I’ve been busy preparing for Christmas but not in the gift-buying sense. Rather, I’m starting to think about decorations and what I can use from the garden to bring the outdoors inside for the festive season.
From centrepieces full of texture for your Christmas table to foraged door wreaths, there’s plenty to be found in the garden or on country walks.
Evergreens, such as spruce and holly, are an obvious choice but do think about other plants that can add colour to handmade decorations. One of my favourites is eucalyptus, which I love for its blue tones and fragrance.
Seed heads, including alliums, poppies and teasel, should be safely gathered now and left to dry before any autumn wind or frost turns them soggy. Hang them somewhere dry, ready to use next month.
Keep an eye on berries too as hungry birds will soon strip a bush or tree. Holly is a seasonal favourite but pyracantha and sorbus will also add nature’s baubles to your display. Think about using shiny conkers, the white berries of snowberry or fir cones.
Get all important texture with lichen-coated twigs or soft moss – don’t gather this from the wild as it’s protected by law. Instead, hunt out moss in your lawn or garden borders.
The kitchen is also a source of inspiration with dried orange slices, tiny bundles of cinnamon sticks and hanging clove baubles adding colour and evocative scent.
I like to make a table decoration from bay leaves and other foliage, decorating it with seed heads, berries and other pieces from the garden. It can be softly lit with tea lights, either in the centre or set around it.

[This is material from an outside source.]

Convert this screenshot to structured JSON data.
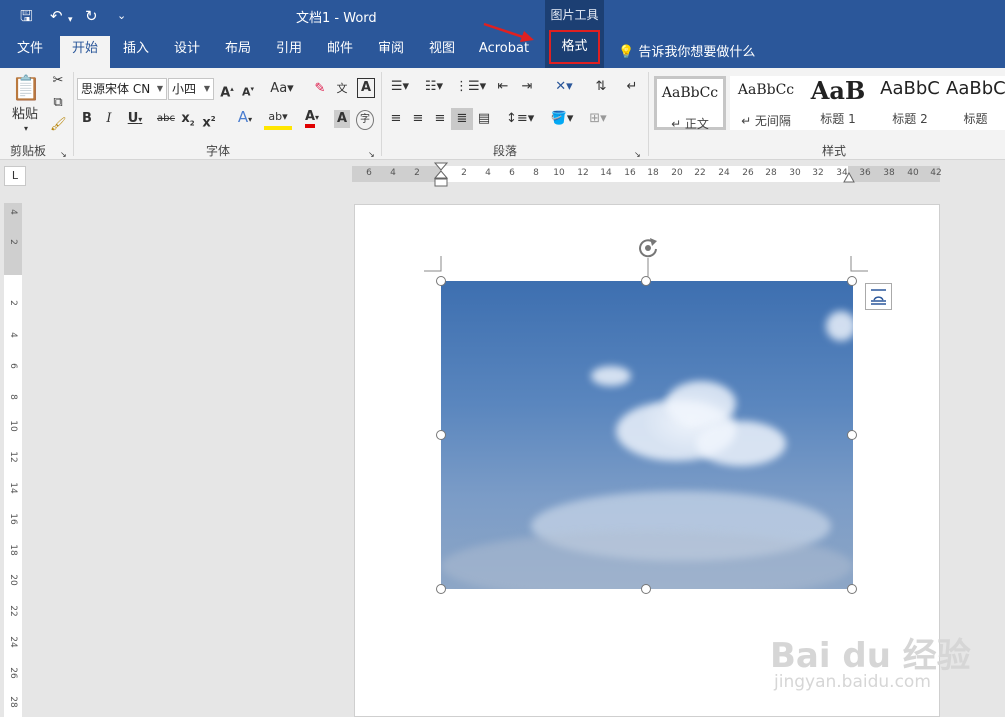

While Christmas may still be weeks away, now’s the time to start planning and making sure you have a festive season full of natural beauty.